Not only has our new president reversed Bush's stem cell policy, and directed his science adviser--who really, really needs to be Senate confirmed--to "develop a strategy for restoring scientific integrity to government decision making" (something I and many others have called for). But in some ways better still, he has given a big speech about embryonic stem cell research that is scientifically accurate, cautious, and does not oversell its potential--while still explaining why we ought to support it.
At this moment, the full promise of stem cell research remains unknown, and it should not be overstated. But scientists believe these tiny cells may have the potential to help us understand, and possibly cure, some of our most devastating diseases and conditions. To regenerate a severed spinal cord and lift someone from a wheelchair. To spur insulin production and spare a child from a lifetime of needles. To treat Parkinson's, cancer, heart disease and others that affect millions of Americans and the people who love them.
But that potential will not reveal itself on its own. Medical miracles do not happen simply by accident. They result from painstaking and costly research - from years of lonely trial and error, much of which never bears fruit - and from a government willing to support that work.

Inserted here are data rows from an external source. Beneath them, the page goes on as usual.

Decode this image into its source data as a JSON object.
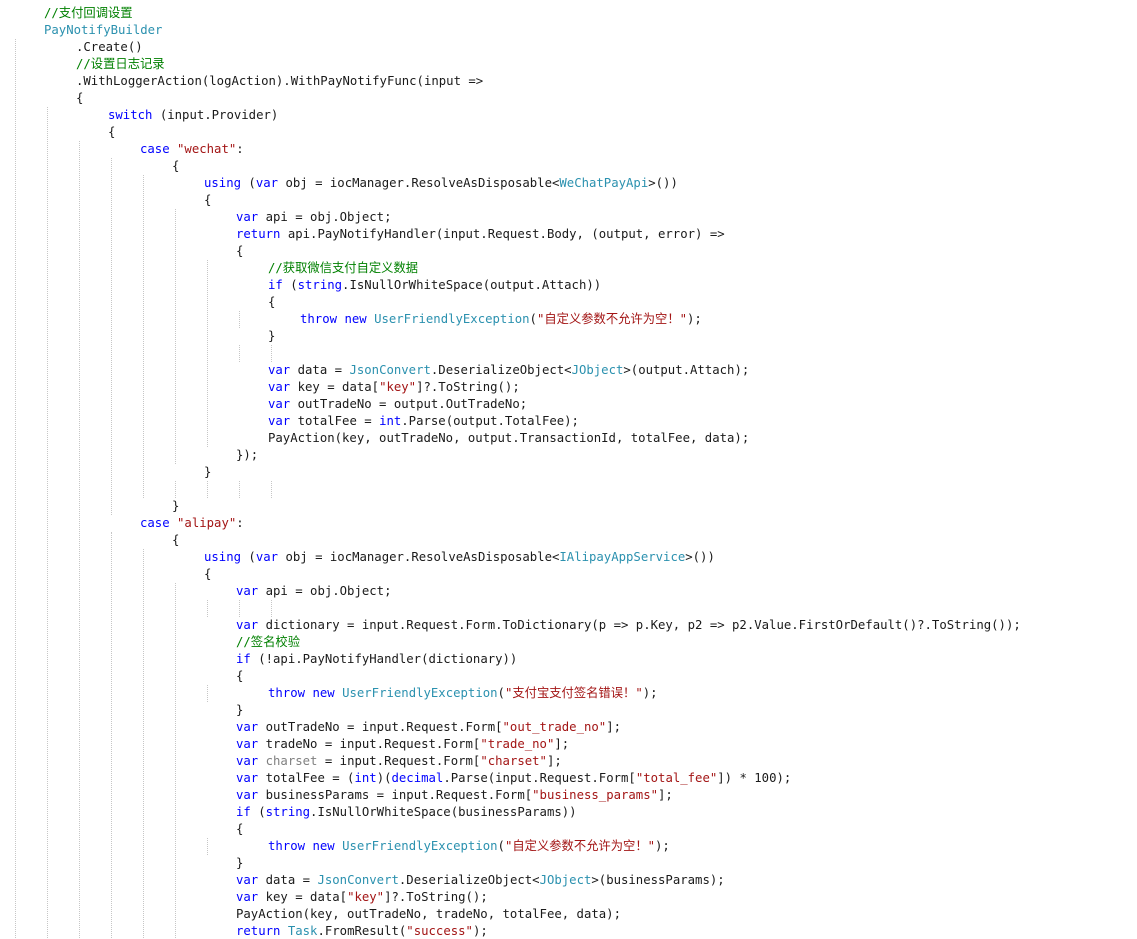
{
  "palette": {
    "text": "#1a1a1a",
    "keyword": "#0000ff",
    "type": "#2b91af",
    "string": "#a31515",
    "comment": "#008000",
    "muted": "#808080"
  },
  "lines": [
    [
      {
        "t": "//支付回调设置",
        "k": "comment"
      }
    ],
    [
      {
        "t": "PayNotifyBuilder",
        "k": "type"
      }
    ],
    [
      {
        "t": "    .Create()",
        "k": "text"
      }
    ],
    [
      {
        "t": "    //设置日志记录",
        "k": "comment"
      }
    ],
    [
      {
        "t": "    .WithLoggerAction(logAction).WithPayNotifyFunc(input =>",
        "k": "text"
      }
    ],
    [
      {
        "t": "    {",
        "k": "text"
      }
    ],
    [
      {
        "t": "        ",
        "k": "text"
      },
      {
        "t": "switch",
        "k": "keyword"
      },
      {
        "t": " (input.Provider)",
        "k": "text"
      }
    ],
    [
      {
        "t": "        {",
        "k": "text"
      }
    ],
    [
      {
        "t": "            ",
        "k": "text"
      },
      {
        "t": "case",
        "k": "keyword"
      },
      {
        "t": " ",
        "k": "text"
      },
      {
        "t": "\"wechat\"",
        "k": "string"
      },
      {
        "t": ":",
        "k": "text"
      }
    ],
    [
      {
        "t": "                {",
        "k": "text"
      }
    ],
    [
      {
        "t": "                    ",
        "k": "text"
      },
      {
        "t": "using",
        "k": "keyword"
      },
      {
        "t": " (",
        "k": "text"
      },
      {
        "t": "var",
        "k": "keyword"
      },
      {
        "t": " obj = iocManager.ResolveAsDisposable<",
        "k": "text"
      },
      {
        "t": "WeChatPayApi",
        "k": "type"
      },
      {
        "t": ">())",
        "k": "text"
      }
    ],
    [
      {
        "t": "                    {",
        "k": "text"
      }
    ],
    [
      {
        "t": "                        ",
        "k": "text"
      },
      {
        "t": "var",
        "k": "keyword"
      },
      {
        "t": " api = obj.Object;",
        "k": "text"
      }
    ],
    [
      {
        "t": "                        ",
        "k": "text"
      },
      {
        "t": "return",
        "k": "keyword"
      },
      {
        "t": " api.PayNotifyHandler(input.Request.Body, (output, error) =>",
        "k": "text"
      }
    ],
    [
      {
        "t": "                        {",
        "k": "text"
      }
    ],
    [
      {
        "t": "                            //获取微信支付自定义数据",
        "k": "comment"
      }
    ],
    [
      {
        "t": "                            ",
        "k": "text"
      },
      {
        "t": "if",
        "k": "keyword"
      },
      {
        "t": " (",
        "k": "text"
      },
      {
        "t": "string",
        "k": "keyword"
      },
      {
        "t": ".IsNullOrWhiteSpace(output.Attach))",
        "k": "text"
      }
    ],
    [
      {
        "t": "                            {",
        "k": "text"
      }
    ],
    [
      {
        "t": "                                ",
        "k": "text"
      },
      {
        "t": "throw",
        "k": "keyword"
      },
      {
        "t": " ",
        "k": "text"
      },
      {
        "t": "new",
        "k": "keyword"
      },
      {
        "t": " ",
        "k": "text"
      },
      {
        "t": "UserFriendlyException",
        "k": "type"
      },
      {
        "t": "(",
        "k": "text"
      },
      {
        "t": "\"自定义参数不允许为空！\"",
        "k": "string"
      },
      {
        "t": ");",
        "k": "text"
      }
    ],
    [
      {
        "t": "                            }",
        "k": "text"
      }
    ],
    [
      {
        "t": "",
        "k": "text"
      }
    ],
    [
      {
        "t": "                            ",
        "k": "text"
      },
      {
        "t": "var",
        "k": "keyword"
      },
      {
        "t": " data = ",
        "k": "text"
      },
      {
        "t": "JsonConvert",
        "k": "type"
      },
      {
        "t": ".DeserializeObject<",
        "k": "text"
      },
      {
        "t": "JObject",
        "k": "type"
      },
      {
        "t": ">(output.Attach);",
        "k": "text"
      }
    ],
    [
      {
        "t": "                            ",
        "k": "text"
      },
      {
        "t": "var",
        "k": "keyword"
      },
      {
        "t": " key = data[",
        "k": "text"
      },
      {
        "t": "\"key\"",
        "k": "string"
      },
      {
        "t": "]?.ToString();",
        "k": "text"
      }
    ],
    [
      {
        "t": "                            ",
        "k": "text"
      },
      {
        "t": "var",
        "k": "keyword"
      },
      {
        "t": " outTradeNo = output.OutTradeNo;",
        "k": "text"
      }
    ],
    [
      {
        "t": "                            ",
        "k": "text"
      },
      {
        "t": "var",
        "k": "keyword"
      },
      {
        "t": " totalFee = ",
        "k": "text"
      },
      {
        "t": "int",
        "k": "keyword"
      },
      {
        "t": ".Parse(output.TotalFee);",
        "k": "text"
      }
    ],
    [
      {
        "t": "                            PayAction(key, outTradeNo, output.TransactionId, totalFee, data);",
        "k": "text"
      }
    ],
    [
      {
        "t": "                        });",
        "k": "text"
      }
    ],
    [
      {
        "t": "                    }",
        "k": "text"
      }
    ],
    [
      {
        "t": "",
        "k": "text"
      }
    ],
    [
      {
        "t": "                }",
        "k": "text"
      }
    ],
    [
      {
        "t": "            ",
        "k": "text"
      },
      {
        "t": "case",
        "k": "keyword"
      },
      {
        "t": " ",
        "k": "text"
      },
      {
        "t": "\"alipay\"",
        "k": "string"
      },
      {
        "t": ":",
        "k": "text"
      }
    ],
    [
      {
        "t": "                {",
        "k": "text"
      }
    ],
    [
      {
        "t": "                    ",
        "k": "text"
      },
      {
        "t": "using",
        "k": "keyword"
      },
      {
        "t": " (",
        "k": "text"
      },
      {
        "t": "var",
        "k": "keyword"
      },
      {
        "t": " obj = iocManager.ResolveAsDisposable<",
        "k": "text"
      },
      {
        "t": "IAlipayAppService",
        "k": "type"
      },
      {
        "t": ">())",
        "k": "text"
      }
    ],
    [
      {
        "t": "                    {",
        "k": "text"
      }
    ],
    [
      {
        "t": "                        ",
        "k": "text"
      },
      {
        "t": "var",
        "k": "keyword"
      },
      {
        "t": " api = obj.Object;",
        "k": "text"
      }
    ],
    [
      {
        "t": "",
        "k": "text"
      }
    ],
    [
      {
        "t": "                        ",
        "k": "text"
      },
      {
        "t": "var",
        "k": "keyword"
      },
      {
        "t": " dictionary = input.Request.Form.ToDictionary(p => p.Key, p2 => p2.Value.FirstOrDefault()?.ToString());",
        "k": "text"
      }
    ],
    [
      {
        "t": "                        //签名校验",
        "k": "comment"
      }
    ],
    [
      {
        "t": "                        ",
        "k": "text"
      },
      {
        "t": "if",
        "k": "keyword"
      },
      {
        "t": " (!api.PayNotifyHandler(dictionary))",
        "k": "text"
      }
    ],
    [
      {
        "t": "                        {",
        "k": "text"
      }
    ],
    [
      {
        "t": "                            ",
        "k": "text"
      },
      {
        "t": "throw",
        "k": "keyword"
      },
      {
        "t": " ",
        "k": "text"
      },
      {
        "t": "new",
        "k": "keyword"
      },
      {
        "t": " ",
        "k": "text"
      },
      {
        "t": "UserFriendlyException",
        "k": "type"
      },
      {
        "t": "(",
        "k": "text"
      },
      {
        "t": "\"支付宝支付签名错误！\"",
        "k": "string"
      },
      {
        "t": ");",
        "k": "text"
      }
    ],
    [
      {
        "t": "                        }",
        "k": "text"
      }
    ],
    [
      {
        "t": "                        ",
        "k": "text"
      },
      {
        "t": "var",
        "k": "keyword"
      },
      {
        "t": " outTradeNo = input.Request.Form[",
        "k": "text"
      },
      {
        "t": "\"out_trade_no\"",
        "k": "string"
      },
      {
        "t": "];",
        "k": "text"
      }
    ],
    [
      {
        "t": "                        ",
        "k": "text"
      },
      {
        "t": "var",
        "k": "keyword"
      },
      {
        "t": " tradeNo = input.Request.Form[",
        "k": "text"
      },
      {
        "t": "\"trade_no\"",
        "k": "string"
      },
      {
        "t": "];",
        "k": "text"
      }
    ],
    [
      {
        "t": "                        ",
        "k": "text"
      },
      {
        "t": "var",
        "k": "keyword"
      },
      {
        "t": " ",
        "k": "text"
      },
      {
        "t": "charset",
        "k": "muted"
      },
      {
        "t": " = input.Request.Form[",
        "k": "text"
      },
      {
        "t": "\"charset\"",
        "k": "string"
      },
      {
        "t": "];",
        "k": "text"
      }
    ],
    [
      {
        "t": "                        ",
        "k": "text"
      },
      {
        "t": "var",
        "k": "keyword"
      },
      {
        "t": " totalFee = (",
        "k": "text"
      },
      {
        "t": "int",
        "k": "keyword"
      },
      {
        "t": ")(",
        "k": "text"
      },
      {
        "t": "decimal",
        "k": "keyword"
      },
      {
        "t": ".Parse(input.Request.Form[",
        "k": "text"
      },
      {
        "t": "\"total_fee\"",
        "k": "string"
      },
      {
        "t": "]) * 100);",
        "k": "text"
      }
    ],
    [
      {
        "t": "                        ",
        "k": "text"
      },
      {
        "t": "var",
        "k": "keyword"
      },
      {
        "t": " businessParams = input.Request.Form[",
        "k": "text"
      },
      {
        "t": "\"business_params\"",
        "k": "string"
      },
      {
        "t": "];",
        "k": "text"
      }
    ],
    [
      {
        "t": "                        ",
        "k": "text"
      },
      {
        "t": "if",
        "k": "keyword"
      },
      {
        "t": " (",
        "k": "text"
      },
      {
        "t": "string",
        "k": "keyword"
      },
      {
        "t": ".IsNullOrWhiteSpace(businessParams))",
        "k": "text"
      }
    ],
    [
      {
        "t": "                        {",
        "k": "text"
      }
    ],
    [
      {
        "t": "                            ",
        "k": "text"
      },
      {
        "t": "throw",
        "k": "keyword"
      },
      {
        "t": " ",
        "k": "text"
      },
      {
        "t": "new",
        "k": "keyword"
      },
      {
        "t": " ",
        "k": "text"
      },
      {
        "t": "UserFriendlyException",
        "k": "type"
      },
      {
        "t": "(",
        "k": "text"
      },
      {
        "t": "\"自定义参数不允许为空！\"",
        "k": "string"
      },
      {
        "t": ");",
        "k": "text"
      }
    ],
    [
      {
        "t": "                        }",
        "k": "text"
      }
    ],
    [
      {
        "t": "                        ",
        "k": "text"
      },
      {
        "t": "var",
        "k": "keyword"
      },
      {
        "t": " data = ",
        "k": "text"
      },
      {
        "t": "JsonConvert",
        "k": "type"
      },
      {
        "t": ".DeserializeObject<",
        "k": "text"
      },
      {
        "t": "JObject",
        "k": "type"
      },
      {
        "t": ">(businessParams);",
        "k": "text"
      }
    ],
    [
      {
        "t": "                        ",
        "k": "text"
      },
      {
        "t": "var",
        "k": "keyword"
      },
      {
        "t": " key = data[",
        "k": "text"
      },
      {
        "t": "\"key\"",
        "k": "string"
      },
      {
        "t": "]?.ToString();",
        "k": "text"
      }
    ],
    [
      {
        "t": "                        PayAction(key, outTradeNo, tradeNo, totalFee, data);",
        "k": "text"
      }
    ],
    [
      {
        "t": "                        ",
        "k": "text"
      },
      {
        "t": "return",
        "k": "keyword"
      },
      {
        "t": " ",
        "k": "text"
      },
      {
        "t": "Task",
        "k": "type"
      },
      {
        "t": ".FromResult(",
        "k": "text"
      },
      {
        "t": "\"success\"",
        "k": "string"
      },
      {
        "t": ");",
        "k": "text"
      }
    ]
  ]
}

These words are right at the outset of the speech. They don't hurt its rhetorical force one little bit. And they make the speech scientifically sound--much different from the over-promising that some times occurs in the stem cell arena. Heck, Obama even gets in a great explanation of why we need to support basic research, even though it doesn't always pay off in predictable ways.
Man, what an anti-science president we've got here. I can see why the political right is so up in arms.
Last week the website Fark had a note that this would occur today. Their "headline" for it:
Reality: On Monday, President Obama will lift the ban on government spending for stem cell research.
What the right wing will say: "On Monday, Obama will legalize killing babies."
I fear those types of comments will begin all too soon.
Speaking of the War on Science, what's the status of Mr. Mooneys' op-ed to the Washington Post re George Wills' big lies? By the way, apparently Dr. Wills isn't backing down as evidenced by an interview in the Pittsburg Tribune which, if I am not much mistaken, is the screed of Richard Mellon Scaithe.
Mr. Mooneys' fellow science blogger, James Hrynyshyn, has noted that the Washington Post has claimed that George Will is basing his articles on some 20 sources but is refusing to divulge the identity of those sources. Can anyone imagine somebody attempting to submit an article to a peer reviewed journal and making a claim that assertions made therein are based on articles that the author will not identify?